What of the works by the four composers who were all born after Villa-Lobos wrote his preludes, but before Villa-Lobos died in 1959? Enjott Schneider who wrote his three Nocturnes for Barcsay, Dusan Bogdanovic, Richard Heller and Ross Edwards all provide a focus on the mysterious, with shifting harmonies that evoke landscapes lit or obscured by clouds passing in front of the moon. The most interesting of the pieces, Ross Edwards' second Blackwattle Caprice, Richard Heller's second Impromptu and Schneider's second Nocturne, add interest through insistent folk music rhythms. Each of these works perhaps owe as much to Villa's Etudes, which transform technical exercises into abstractly beautiful music, as they do to the pure story-telling of the Preludes. All are interesting and colourful, if not quite the works of towering genius that finish this marvellous CD.

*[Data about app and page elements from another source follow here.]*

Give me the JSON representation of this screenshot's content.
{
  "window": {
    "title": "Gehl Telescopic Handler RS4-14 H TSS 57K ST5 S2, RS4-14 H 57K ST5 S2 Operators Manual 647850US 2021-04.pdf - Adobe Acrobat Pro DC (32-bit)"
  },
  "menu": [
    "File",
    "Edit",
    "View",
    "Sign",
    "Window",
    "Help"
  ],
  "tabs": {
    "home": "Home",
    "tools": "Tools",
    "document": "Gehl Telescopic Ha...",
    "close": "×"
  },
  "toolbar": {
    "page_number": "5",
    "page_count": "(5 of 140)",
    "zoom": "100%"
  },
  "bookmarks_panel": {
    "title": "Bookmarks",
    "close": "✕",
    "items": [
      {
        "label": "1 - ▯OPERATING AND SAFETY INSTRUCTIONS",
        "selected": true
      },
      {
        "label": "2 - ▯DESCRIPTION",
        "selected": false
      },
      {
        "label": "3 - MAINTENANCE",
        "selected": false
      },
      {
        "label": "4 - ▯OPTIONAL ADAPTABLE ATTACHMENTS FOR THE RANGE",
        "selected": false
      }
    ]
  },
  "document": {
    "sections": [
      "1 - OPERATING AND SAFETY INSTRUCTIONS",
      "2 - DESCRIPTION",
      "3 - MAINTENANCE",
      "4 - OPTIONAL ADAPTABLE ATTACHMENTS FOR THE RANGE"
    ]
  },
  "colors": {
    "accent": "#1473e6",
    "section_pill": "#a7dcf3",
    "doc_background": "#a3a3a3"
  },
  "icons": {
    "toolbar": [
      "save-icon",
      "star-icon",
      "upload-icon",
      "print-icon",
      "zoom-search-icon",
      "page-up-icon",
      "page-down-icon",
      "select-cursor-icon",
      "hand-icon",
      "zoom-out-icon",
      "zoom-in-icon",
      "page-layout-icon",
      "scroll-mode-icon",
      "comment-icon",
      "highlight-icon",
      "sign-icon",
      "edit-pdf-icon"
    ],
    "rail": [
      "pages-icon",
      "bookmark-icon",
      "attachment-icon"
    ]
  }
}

This is very highly recommended.

Thursday, January 24, 2013

1940s Caricature of Villa-Lobos

An article from the Washington Times Herald of January 30, 1949. This is from the Gallica Digital Library; unfortunately, there's no higher resolution version available.

The caption reads "Batoneer From Brazil: Heitor Villa-Lobos, Brazil's leading composer, will be guest conductor of the National Symphony today in Constitution Hall. His program includes music inspired by the savage rhythms he has heard in Brazilian jungles."

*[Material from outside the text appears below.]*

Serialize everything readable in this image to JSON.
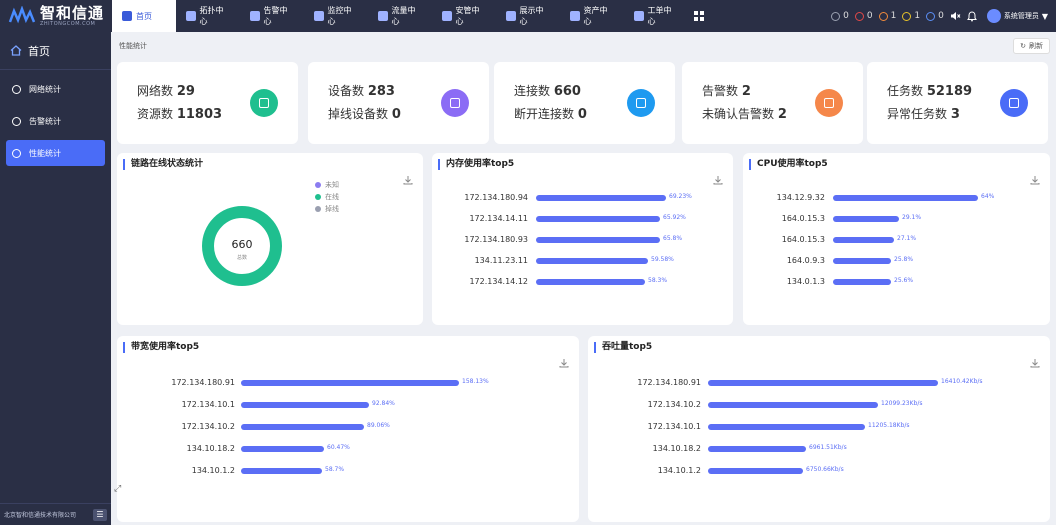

It's hard to decipher all the text of the story by Glenn Dillard Gunn, but what I can make out is very interesting, in a gossipy way. Gunn visited Villa-Lobos in Rio in 1940, during Stokowski's visit. Meeting Villa-Lobos at his office, he noticed the composer was uncommunicative and edgy.

"Then I learned why he was nervous. He wanted to get to the Teatro Municipale, where Stokowski was rehearsing his new piano concerto. The pianist, a statuesque blonde named Tagliaferro, did not please him. Nor, seemingly, did Stokowski."

Tuesday, January 22, 2013

Villa-Lobos String Quartets on DVD

The recent DVD by the Radamés Gnattali Quartet of the complete Villa-Lobos String Quartets is a nominee for the 24th Brazilian Music Awards. Here is the 1st movement of the great 7th Quartet, taken from that set.

Another symphony disc from Karabtchevsky & OSESP

Coming soon: the eagerly-awaited next issue in the complete symphonies series from Naxos. Isaac Karabtchevsky conducts OSESP, the Sao Paulo State Symphony Orchestra, in the 3rd and 4th symphonies, both written in the year 1919.  The disc will be available at on February 26.


After the war, with such important orchestral works as Uirapuru and Amazonas under his belt, Villa-Lobos was ready to try out some more formal writing for large orchestra. In the 4th symphony especially his work on large canvasses began to pay off, though once the 1920s began he moved to a more modernist style, and shifted his focus to chamber and instrumental works. He wouldn't return to the symphony until the 2nd World War, with #6 in 1944.